USS Conestoga (AT-54)
Conestoga in 1921
|United States of America|
|Builder:||Maryland Steel Company, Sparrows Point, Maryland, U.S.|
|Acquired:||by purchase, 14 September 1917|
|Commissioned:||10 November 1917|
|Reclassified:||AT-54, 17 July 1920|
|Fate:||Declared lost with all her crew, 30 June 1921 [wreck found 2016]|
|Displacement:||420 long tons (430 t)|
|Length:||170 ft (52 m)|
|Beam:||29 ft (8.8 m)|
|Draft:||15 ft (4.6 m)|
|Speed:||13 kn (15 mph; 24 km/h)|
|Armament:||1 × 3 in (76 mm) gun|
The second USS Conestoga (SP-1128/AT-54) was an ocean-going tug in the United States Navy. Commissioned in 1917, it disappeared in the Pacific Ocean in 1921. The fate of the vessel was a mystery until its wreck was positively identified in 2016.
The tug was built for the Philadelphia and Reading Railway as the Conestoga in 1904 by Maryland Steel Company, Sparrows Point, Maryland. She was purchased on 14 September 1917 for the World War I duty and designated SP-1128. She was commissioned on 10 November 1917, Lieutenant (junior grade) C. Olsen, USNRF, in command.
Assigned to the Submarine Force, Conestoga carried out towing duties along the Atlantic coast, transported supplies and guns, escorted convoys to Bermuda and the Azores, and cruised with the American Patrol Detachment in the vicinity of the Azores. At the end of the war she was attached to Naval Base No. 13, Azores, from which she towed disabled ships and escorted convoys until her arrival at New York on 26 September 1919. She was then assigned to harbor tug duty in the 5th Naval District at Norfolk, Virginia.
Conestoga (which had received the hull number AT-54 in July 1920) went to the Pacific in late 1920. She was at San Diego, California and Mare Island, California, during the first three months of 1921. On 25 March of that year the tug steamed out of Mare Island, with a barge of coal sailing via Pearl Harbor to take up an assignment as station ship at Tutuila, American Samoa.
Commanded by Lt. Ernest Larkin Jones, Conestoga was not heard from again. Despite an extensive search, the only trace found of her at the time of her loss was a lifeboat bearing the initial letter of her name found near Manzanillo, Mexico.
Her wreck was discovered in 2009, as an unidentified shipwreck in the Greater Farallones National Marine Sanctuary, a few miles from Southeast Farallon Island, just off the San Francisco, California coast. In October 2015, a joint NOAA and Navy mission confirmed the wreck was the Conestoga and on 23 March 2016, 95 years after the ship was lost, a formal announcement was made. The shipwreck was listed on the National Register of Historic Places in 2016.

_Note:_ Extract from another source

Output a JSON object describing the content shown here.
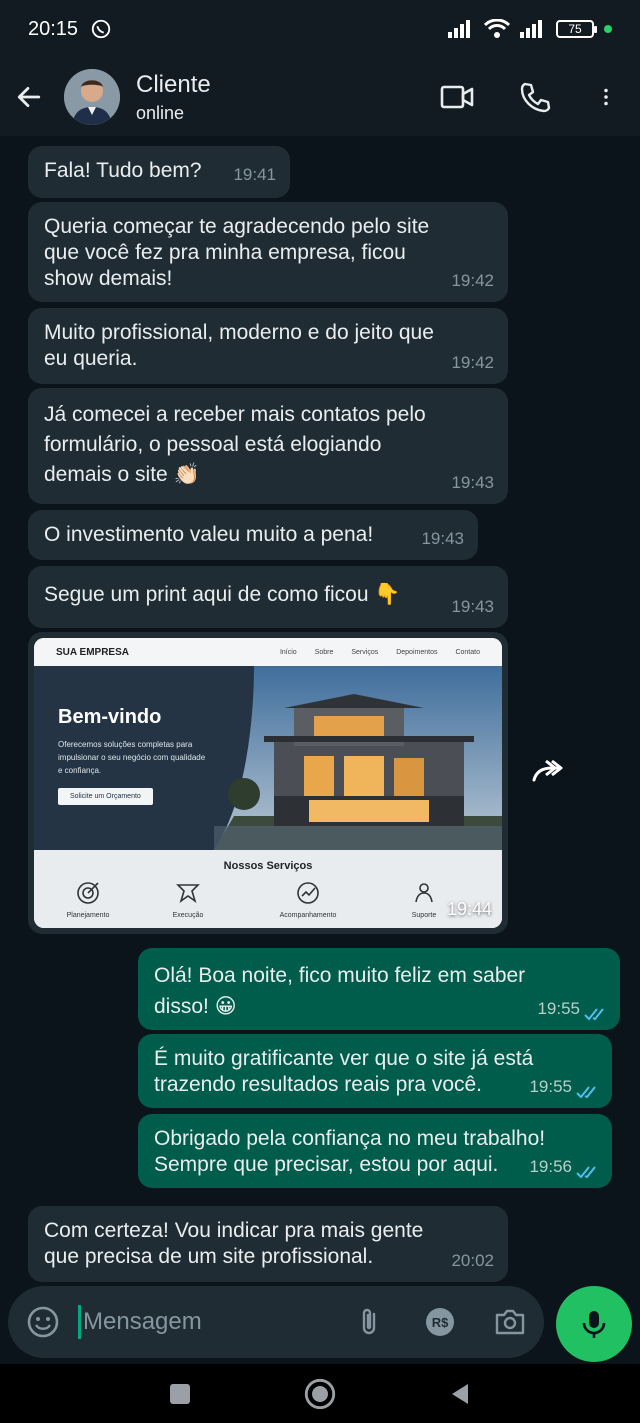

- "Bethlehem Steel Company, Sparrows Point MD". Shipbuilding History. Delray Beach, FL: Tim Colton. Archived from the original on 3 March 2016. Retrieved 24 March 2016.
- Khimm, Suzy (March 23, 2016). "With the Discovery of the USS Conestoga, Researchers Have Solved a Mystery That Was Nearly 100 Years Old". Smithsonian. Smithsonian Institution. Retrieved April 3, 2016.
- Barakat, Matthew (23 March 2016). "Navy tugboat lost for a century found off California coast". Associated Press. Retrieved 23 March 2016.
- Michael E. Ruane (23 March 2016). "After 95 years, a Navy ship lost at sea with all hands is finally discovered". Washington Post. Retrieved 23 March 2016.
- Castillo, Mariano (23 March 2016). "95 years after disappearance, the USS Conestoga is found". Cable News Network.
- This article incorporates public domain material from websites or documents of the Naval History & Heritage Command.
- This article incorporates text from the public domain Dictionary of American Naval Fighting Ships. The entries can be found here and here.